▶ PROBLEM STATEMENT
The output is to match the entries below character for character.

▶ PROVIDED ENTRIES

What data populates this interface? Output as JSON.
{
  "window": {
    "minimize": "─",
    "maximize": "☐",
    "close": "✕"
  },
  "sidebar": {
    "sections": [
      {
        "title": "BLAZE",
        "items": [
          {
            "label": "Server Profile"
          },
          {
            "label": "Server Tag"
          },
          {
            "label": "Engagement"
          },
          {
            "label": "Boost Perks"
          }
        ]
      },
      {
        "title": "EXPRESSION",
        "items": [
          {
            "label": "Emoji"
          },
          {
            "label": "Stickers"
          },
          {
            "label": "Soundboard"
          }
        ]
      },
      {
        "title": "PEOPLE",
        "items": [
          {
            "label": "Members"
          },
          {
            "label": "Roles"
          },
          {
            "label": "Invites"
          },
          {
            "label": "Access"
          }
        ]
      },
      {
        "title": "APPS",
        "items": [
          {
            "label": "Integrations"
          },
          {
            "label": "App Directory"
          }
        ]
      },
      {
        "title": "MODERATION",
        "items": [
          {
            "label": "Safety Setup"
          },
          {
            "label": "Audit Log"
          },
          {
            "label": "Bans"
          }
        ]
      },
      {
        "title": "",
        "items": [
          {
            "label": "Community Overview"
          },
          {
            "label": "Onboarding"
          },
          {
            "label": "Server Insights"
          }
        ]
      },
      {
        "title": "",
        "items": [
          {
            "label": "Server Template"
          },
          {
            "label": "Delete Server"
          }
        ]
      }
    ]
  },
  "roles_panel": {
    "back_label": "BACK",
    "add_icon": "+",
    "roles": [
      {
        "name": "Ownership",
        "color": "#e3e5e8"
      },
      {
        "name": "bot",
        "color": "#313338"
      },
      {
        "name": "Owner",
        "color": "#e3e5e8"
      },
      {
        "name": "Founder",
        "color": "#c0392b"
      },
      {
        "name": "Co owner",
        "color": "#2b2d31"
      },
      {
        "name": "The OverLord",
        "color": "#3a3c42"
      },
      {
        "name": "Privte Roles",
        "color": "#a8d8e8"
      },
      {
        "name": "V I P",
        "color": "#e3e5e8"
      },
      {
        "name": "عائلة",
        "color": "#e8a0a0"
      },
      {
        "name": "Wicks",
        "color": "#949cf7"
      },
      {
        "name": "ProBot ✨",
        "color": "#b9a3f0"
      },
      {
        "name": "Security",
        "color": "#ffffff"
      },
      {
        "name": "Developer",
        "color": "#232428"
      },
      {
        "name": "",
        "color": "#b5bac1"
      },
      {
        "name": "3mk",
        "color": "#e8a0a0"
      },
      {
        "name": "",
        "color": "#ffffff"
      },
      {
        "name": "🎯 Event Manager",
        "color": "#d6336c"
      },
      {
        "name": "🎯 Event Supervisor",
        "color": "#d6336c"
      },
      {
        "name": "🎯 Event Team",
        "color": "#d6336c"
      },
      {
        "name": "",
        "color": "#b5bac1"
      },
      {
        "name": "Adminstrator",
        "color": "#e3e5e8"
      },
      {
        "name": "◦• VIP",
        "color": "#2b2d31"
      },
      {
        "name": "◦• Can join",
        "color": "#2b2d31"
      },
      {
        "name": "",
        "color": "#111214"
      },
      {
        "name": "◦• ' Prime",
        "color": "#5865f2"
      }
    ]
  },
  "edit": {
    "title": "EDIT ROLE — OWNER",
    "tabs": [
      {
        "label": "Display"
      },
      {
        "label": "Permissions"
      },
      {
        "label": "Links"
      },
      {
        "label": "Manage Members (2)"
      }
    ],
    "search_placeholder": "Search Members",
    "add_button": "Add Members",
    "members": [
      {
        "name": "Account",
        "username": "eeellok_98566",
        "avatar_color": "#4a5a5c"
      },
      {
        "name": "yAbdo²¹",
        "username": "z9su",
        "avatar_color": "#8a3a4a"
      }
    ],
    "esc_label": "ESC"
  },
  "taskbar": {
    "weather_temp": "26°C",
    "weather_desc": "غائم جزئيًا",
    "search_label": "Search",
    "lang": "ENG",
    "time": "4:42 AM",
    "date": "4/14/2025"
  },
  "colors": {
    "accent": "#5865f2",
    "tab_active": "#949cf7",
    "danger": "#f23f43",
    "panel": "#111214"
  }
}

▶ RESULT OF THE TASK
What data populates this interface? Output as JSON.
{
  "window": {
    "minimize": "─",
    "maximize": "☐",
    "close": "✕"
  },
  "sidebar": {
    "sections": [
      {
        "title": "BLAZE",
        "items": [
          {
            "label": "Server Profile"
          },
          {
            "label": "Server Tag"
          },
          {
            "label": "Engagement"
          },
          {
            "label": "Boost Perks"
          }
        ]
      },
      {
        "title": "EXPRESSION",
        "items": [
          {
            "label": "Emoji"
          },
          {
            "label": "Stickers"
          },
          {
            "label": "Soundboard"
          }
        ]
      },
      {
        "title": "PEOPLE",
        "items": [
          {
            "label": "Members"
          },
          {
            "label": "Roles"
          },
          {
            "label": "Invites"
          },
          {
            "label": "Access"
          }
        ]
      },
      {
        "title": "APPS",
        "items": [
          {
            "label": "Integrations"
          },
          {
            "label": "App Directory"
          }
        ]
      },
      {
        "title": "MODERATION",
        "items": [
          {
            "label": "Safety Setup"
          },
          {
            "label": "Audit Log"
          },
          {
            "label": "Bans"
          }
        ]
      },
      {
        "title": "",
        "items": [
          {
            "label": "Community Overview"
          },
          {
            "label": "Onboarding"
          },
          {
            "label": "Server Insights"
          }
        ]
      },
      {
        "title": "",
        "items": [
          {
            "label": "Server Template"
          },
          {
            "label": "Delete Server"
          }
        ]
      }
    ]
  },
  "roles_panel": {
    "back_label": "BACK",
    "add_icon": "+",
    "roles": [
      {
        "name": "Ownership",
        "color": "#e3e5e8"
      },
      {
        "name": "bot",
        "color": "#313338"
      },
      {
        "name": "Owner",
        "color": "#e3e5e8"
      },
      {
        "name": "Founder",
        "color": "#c0392b"
      },
      {
        "name": "Co owner",
        "color": "#2b2d31"
      },
      {
        "name": "The OverLord",
        "color": "#3a3c42"
      },
      {
        "name": "Privte Roles",
        "color": "#a8d8e8"
      },
      {
        "name": "V I P",
        "color": "#e3e5e8"
      },
      {
        "name": "عائلة",
        "color": "#e8a0a0"
      },
      {
        "name": "Wicks",
        "color": "#949cf7"
      },
      {
        "name": "ProBot ✨",
        "color": "#b9a3f0"
      },
      {
        "name": "Security",
        "color": "#ffffff"
      },
      {
        "name": "Developer",
        "color": "#232428"
      },
      {
        "name": "",
        "color": "#b5bac1"
      },
      {
        "name": "3mk",
        "color": "#e8a0a0"
      },
      {
        "name": "",
        "color": "#ffffff"
      },
      {
        "name": "🎯 Event Manager",
        "color": "#d6336c"
      },
      {
        "name": "🎯 Event Supervisor",
        "color": "#d6336c"
      },
      {
        "name": "🎯 Event Team",
        "color": "#d6336c"
      },
      {
        "name": "",
        "color": "#b5bac1"
      },
      {
        "name": "Adminstrator",
        "color": "#e3e5e8"
      },
      {
        "name": "◦• VIP",
        "color": "#2b2d31"
      },
      {
        "name": "◦• Can join",
        "color": "#2b2d31"
      },
      {
        "name": "",
        "color": "#111214"
      },
      {
        "name": "◦• ' Prime",
        "color": "#5865f2"
      }
    ]
  },
  "edit": {
    "title": "EDIT ROLE — OWNER",
    "tabs": [
      {
        "label": "Display"
      },
      {
        "label": "Permissions"
      },
      {
        "label": "Links"
      },
      {
        "label": "Manage Members (2)"
      }
    ],
    "search_placeholder": "Search Members",
    "add_button": "Add Members",
    "members": [
      {
        "name": "Account",
        "username": "eeellok_98566",
        "avatar_color": "#4a5a5c"
      },
      {
        "name": "yAbdo²¹",
        "username": "z9su",
        "avatar_color": "#8a3a4a"
      }
    ],
    "esc_label": "ESC"
  },
  "taskbar": {
    "weather_temp": "26°C",
    "weather_desc": "غائم جزئيًا",
    "search_label": "Search",
    "lang": "ENG",
    "time": "4:42 AM",
    "date": "4/14/2025"
  },
  "colors": {
    "accent": "#5865f2",
    "tab_active": "#949cf7",
    "danger": "#f23f43",
    "panel": "#111214"
  }
}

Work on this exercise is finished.